Society places so much emphasis on preventing unwanted pregnancy that it has little time to address the desperately-wanted pregnancy and the heartbreak that occurs month after month when it doesn't happen. Once a couple decides to conceive and discontinues birth control methods, most automatically think that next month will be the month. After all, isn't it terribly difficult not to get pregnant? So a month goes by, then another and then another, and eventually they begin to wonder what's wrong. They find themselves questioning "Is it me? Is it him? Is it her?" Research shows, however, that the average couple in their 20s only has a 15 - 25% chance of conceiving in any one month. After reaching age 30, that percentage continues to decline. Unexplained infertility, therefore, might simply be explained by the odds and bad timing. After six months of not conceiving, a doctor will seriously discuss infertility issues with you, but you may not be diagnosed with infertility until you have been attempting to conceive for one year.

Male-Factor Infertility

There are a series of tests that doctors perform to determine if there may be a problem. One of the first tests is a sperm count and motility test.

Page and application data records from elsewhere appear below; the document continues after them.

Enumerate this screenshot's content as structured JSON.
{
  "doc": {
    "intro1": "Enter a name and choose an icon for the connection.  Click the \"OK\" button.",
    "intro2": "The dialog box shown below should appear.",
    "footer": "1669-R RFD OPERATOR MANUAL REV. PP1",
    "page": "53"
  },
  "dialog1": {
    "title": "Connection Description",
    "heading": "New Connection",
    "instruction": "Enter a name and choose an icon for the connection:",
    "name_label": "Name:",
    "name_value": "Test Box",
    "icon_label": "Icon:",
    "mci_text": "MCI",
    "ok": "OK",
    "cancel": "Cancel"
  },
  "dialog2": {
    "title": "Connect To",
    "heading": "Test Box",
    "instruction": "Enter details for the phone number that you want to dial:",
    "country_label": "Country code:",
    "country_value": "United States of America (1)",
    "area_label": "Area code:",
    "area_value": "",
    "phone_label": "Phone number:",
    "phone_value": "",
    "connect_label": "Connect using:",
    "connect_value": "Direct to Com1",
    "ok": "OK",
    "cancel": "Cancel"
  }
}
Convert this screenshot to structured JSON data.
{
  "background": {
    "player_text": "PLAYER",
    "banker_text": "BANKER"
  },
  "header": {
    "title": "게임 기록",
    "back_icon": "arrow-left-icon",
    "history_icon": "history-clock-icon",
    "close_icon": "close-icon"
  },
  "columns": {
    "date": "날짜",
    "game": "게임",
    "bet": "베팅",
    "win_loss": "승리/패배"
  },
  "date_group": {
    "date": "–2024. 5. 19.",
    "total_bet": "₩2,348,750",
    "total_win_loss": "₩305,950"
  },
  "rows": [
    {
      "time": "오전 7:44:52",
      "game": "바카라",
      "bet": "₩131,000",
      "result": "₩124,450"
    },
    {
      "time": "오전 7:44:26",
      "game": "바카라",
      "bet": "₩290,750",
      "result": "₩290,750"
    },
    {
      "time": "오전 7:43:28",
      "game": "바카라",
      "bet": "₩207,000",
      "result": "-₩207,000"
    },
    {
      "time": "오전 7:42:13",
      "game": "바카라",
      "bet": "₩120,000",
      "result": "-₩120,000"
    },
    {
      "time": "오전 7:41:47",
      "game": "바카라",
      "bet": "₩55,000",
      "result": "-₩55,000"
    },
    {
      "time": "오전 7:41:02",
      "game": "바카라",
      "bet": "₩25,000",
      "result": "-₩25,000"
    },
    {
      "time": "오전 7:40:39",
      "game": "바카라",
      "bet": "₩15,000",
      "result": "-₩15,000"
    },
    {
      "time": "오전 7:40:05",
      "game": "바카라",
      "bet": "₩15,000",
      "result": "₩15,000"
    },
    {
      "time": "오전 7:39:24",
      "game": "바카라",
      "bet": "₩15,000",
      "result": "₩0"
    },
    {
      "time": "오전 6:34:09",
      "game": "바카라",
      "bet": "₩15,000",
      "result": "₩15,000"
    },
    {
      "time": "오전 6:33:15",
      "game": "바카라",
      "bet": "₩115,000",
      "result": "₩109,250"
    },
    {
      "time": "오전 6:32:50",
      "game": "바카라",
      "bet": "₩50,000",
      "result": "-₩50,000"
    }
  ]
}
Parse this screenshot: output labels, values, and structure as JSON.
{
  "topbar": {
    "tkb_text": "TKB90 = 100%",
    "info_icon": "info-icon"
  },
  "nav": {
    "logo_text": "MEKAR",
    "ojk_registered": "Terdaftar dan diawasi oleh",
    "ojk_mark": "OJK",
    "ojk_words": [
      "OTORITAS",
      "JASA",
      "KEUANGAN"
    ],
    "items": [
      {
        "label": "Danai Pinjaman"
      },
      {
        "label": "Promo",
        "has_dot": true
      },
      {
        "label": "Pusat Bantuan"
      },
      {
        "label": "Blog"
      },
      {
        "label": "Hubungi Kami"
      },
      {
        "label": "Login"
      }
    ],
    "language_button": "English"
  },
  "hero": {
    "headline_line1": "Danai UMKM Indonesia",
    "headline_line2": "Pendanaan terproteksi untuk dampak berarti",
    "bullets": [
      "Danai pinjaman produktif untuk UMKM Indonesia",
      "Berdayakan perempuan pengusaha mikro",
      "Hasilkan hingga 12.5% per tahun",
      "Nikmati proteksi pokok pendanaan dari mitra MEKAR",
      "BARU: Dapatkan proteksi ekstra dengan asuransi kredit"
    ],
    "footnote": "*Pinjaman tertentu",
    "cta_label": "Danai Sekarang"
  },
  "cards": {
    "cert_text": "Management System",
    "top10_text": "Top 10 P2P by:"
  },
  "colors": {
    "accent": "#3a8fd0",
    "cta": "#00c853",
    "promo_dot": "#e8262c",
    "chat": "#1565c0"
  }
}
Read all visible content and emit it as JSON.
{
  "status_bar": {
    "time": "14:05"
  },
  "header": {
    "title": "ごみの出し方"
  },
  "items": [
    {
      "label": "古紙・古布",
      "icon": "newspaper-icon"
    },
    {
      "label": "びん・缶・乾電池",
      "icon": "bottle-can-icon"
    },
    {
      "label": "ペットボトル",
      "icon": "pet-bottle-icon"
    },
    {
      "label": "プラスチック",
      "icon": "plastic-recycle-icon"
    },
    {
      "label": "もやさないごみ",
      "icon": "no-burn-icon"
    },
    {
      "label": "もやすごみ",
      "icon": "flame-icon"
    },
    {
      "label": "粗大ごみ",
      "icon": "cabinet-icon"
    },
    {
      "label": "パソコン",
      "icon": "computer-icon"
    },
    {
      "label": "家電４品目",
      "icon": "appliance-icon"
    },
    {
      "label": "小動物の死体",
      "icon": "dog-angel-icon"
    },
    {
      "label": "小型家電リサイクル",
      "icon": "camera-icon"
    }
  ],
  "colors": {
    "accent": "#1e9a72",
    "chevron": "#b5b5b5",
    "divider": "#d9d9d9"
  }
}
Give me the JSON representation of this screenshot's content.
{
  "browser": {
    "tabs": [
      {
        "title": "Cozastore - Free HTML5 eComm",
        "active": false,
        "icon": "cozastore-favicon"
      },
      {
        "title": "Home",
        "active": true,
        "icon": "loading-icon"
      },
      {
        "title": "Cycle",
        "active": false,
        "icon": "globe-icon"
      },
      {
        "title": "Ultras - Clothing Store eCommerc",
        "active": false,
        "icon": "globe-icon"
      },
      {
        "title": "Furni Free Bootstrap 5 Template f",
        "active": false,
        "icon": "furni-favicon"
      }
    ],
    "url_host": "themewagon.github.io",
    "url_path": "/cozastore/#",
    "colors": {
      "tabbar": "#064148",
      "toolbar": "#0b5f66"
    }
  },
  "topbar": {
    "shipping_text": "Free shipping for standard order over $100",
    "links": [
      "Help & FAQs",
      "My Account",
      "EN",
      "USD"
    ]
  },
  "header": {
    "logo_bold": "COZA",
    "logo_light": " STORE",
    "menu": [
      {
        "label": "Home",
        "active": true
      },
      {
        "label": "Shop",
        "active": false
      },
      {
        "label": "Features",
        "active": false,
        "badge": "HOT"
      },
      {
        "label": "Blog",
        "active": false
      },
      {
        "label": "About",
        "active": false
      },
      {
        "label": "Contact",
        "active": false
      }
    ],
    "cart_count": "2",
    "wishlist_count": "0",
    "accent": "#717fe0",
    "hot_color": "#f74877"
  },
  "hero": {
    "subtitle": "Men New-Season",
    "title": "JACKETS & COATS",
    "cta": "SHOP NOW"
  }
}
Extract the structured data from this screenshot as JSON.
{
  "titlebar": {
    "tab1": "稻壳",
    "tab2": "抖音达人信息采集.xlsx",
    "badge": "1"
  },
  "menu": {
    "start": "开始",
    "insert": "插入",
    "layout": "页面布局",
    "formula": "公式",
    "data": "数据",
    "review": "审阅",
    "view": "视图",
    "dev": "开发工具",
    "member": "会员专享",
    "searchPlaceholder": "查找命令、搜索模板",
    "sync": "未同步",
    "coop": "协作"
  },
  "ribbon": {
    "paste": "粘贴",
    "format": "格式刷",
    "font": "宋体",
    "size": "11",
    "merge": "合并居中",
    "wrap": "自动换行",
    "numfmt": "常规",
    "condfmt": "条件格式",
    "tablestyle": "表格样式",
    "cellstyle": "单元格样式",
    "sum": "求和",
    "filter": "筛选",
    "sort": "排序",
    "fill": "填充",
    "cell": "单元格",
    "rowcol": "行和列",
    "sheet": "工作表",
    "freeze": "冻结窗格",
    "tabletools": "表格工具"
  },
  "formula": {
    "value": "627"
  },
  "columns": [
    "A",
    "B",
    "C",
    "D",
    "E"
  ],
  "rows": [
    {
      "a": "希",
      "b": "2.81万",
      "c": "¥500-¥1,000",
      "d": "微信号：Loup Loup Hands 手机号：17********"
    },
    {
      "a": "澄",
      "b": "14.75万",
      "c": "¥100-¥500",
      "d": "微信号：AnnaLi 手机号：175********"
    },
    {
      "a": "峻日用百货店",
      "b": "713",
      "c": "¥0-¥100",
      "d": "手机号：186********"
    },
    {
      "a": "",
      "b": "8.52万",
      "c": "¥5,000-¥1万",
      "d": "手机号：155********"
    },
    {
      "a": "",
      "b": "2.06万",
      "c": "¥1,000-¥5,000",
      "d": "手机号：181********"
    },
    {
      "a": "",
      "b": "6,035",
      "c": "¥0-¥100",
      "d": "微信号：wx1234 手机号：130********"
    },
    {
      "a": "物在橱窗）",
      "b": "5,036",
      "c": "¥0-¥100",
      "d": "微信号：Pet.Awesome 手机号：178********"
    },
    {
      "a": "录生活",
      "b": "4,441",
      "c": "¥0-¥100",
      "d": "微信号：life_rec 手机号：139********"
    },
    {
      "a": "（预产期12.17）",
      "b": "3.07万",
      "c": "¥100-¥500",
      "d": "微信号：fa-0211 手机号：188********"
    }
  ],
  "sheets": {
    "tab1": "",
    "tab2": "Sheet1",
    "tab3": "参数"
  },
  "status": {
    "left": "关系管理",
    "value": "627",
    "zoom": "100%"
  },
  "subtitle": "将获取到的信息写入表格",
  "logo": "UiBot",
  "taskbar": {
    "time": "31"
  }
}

It is one of the simpler, more inexpensive tests to perform and is almost always used exclusively to rule out male-factor infertility. A man may not have a low sperm count, but his sperm may be sluggish and slower than the norm, which will affect their ability to fertilize an egg.

Female Infertility

Initial Testing

If the male is ruled out, however, several months of testing may be in the works for the female. On her way home from the doctor, she may find one of her first stops is the drugstore to pick up an ovulation predictor test or a basal body temperature thermometer or maybe both. Monitoring the female cycle for ovulation is one way to improve the odds. A woman's wakening body temperature will rise immediately after ovulation, so it may take a few months of charting the basal body temperature to determine if a woman is ovulating regularly, sporadically or not at all. If a woman is ovulating regularly, a couple of months of charting will determine when she is most fertile, which will be 2 to 3 days prior to the temperature spike on her chart. In conjunction with the body temperature charting, a doctor may order blood tests to check thyroid and other hormone levels in her body to see if a hormonal imbalance may be creating the problem.

Continued Testing

If a woman is ovulating regularly and conception does not occur after predicting her cycles, then more invasive procedures may be performed. A hysterosalpingogram may be performed by infusing dye through a woman's tubes while monitoring its motion with X-ray. The goal is to make sure the dye spills out of the tubes appropriately to prove no blockages. Often this test may be inconclusive and a doctor may order a diagnostic laparoscopy, which is outpatient surgery under general anesthesia to check the ovaries and tubes more closely. If those tests show no problems with the female, then the doctor may anticipate that the problem lies with the reaction of the two reproductive systems together and order a post-coital test. This test involves a doctor visit shortly after intercourse to examine the way a woman's bodily fluids are reacting to the sperm deposit. Is something in her body chemistry killing the sperm, or to paraphrase, are the soldiers being picked off before they ever get to the gate? As you can see, there are numerous tests that may be performed to determine what may be preventing pregnancy, but once a doctor has exhausted all resources with no conclusion, a diagnosis of "unexplained infertility" will be given. At some point, the doctor will stop the myriad of tests looking for a problem and begin concentrating on conception, which was, of course, the original objective. Statistics show that in many unexplained infertility cases, conception will occur when science runs interference against nature.


Fertility drugs, including orally administered Clomid and other injectable gonadatrophins, may be used to increase chances of conception. The female will be monitored closely while taking these drugs, especially the injectable varieties as they can on rare occasions send the ovaries into overdrive creating a health risk. Imitating the body's natural processes through science can be a very meticulous process, with timing of fertility injections being extremely important. During this time, most doctors will also monitor the ovaries via ultrasound to attempt to prevent a woman's conceiving too many children at once. To further increase chances of conception during this process, the collected sperm will be put through a sperm-washing procedure to separate them from the seminal fluid for direct injection through the cervix and toward the waiting egg(s).


There's no mistaking the result of curing unexplained infertility. It's all in the sound of a baby's cry.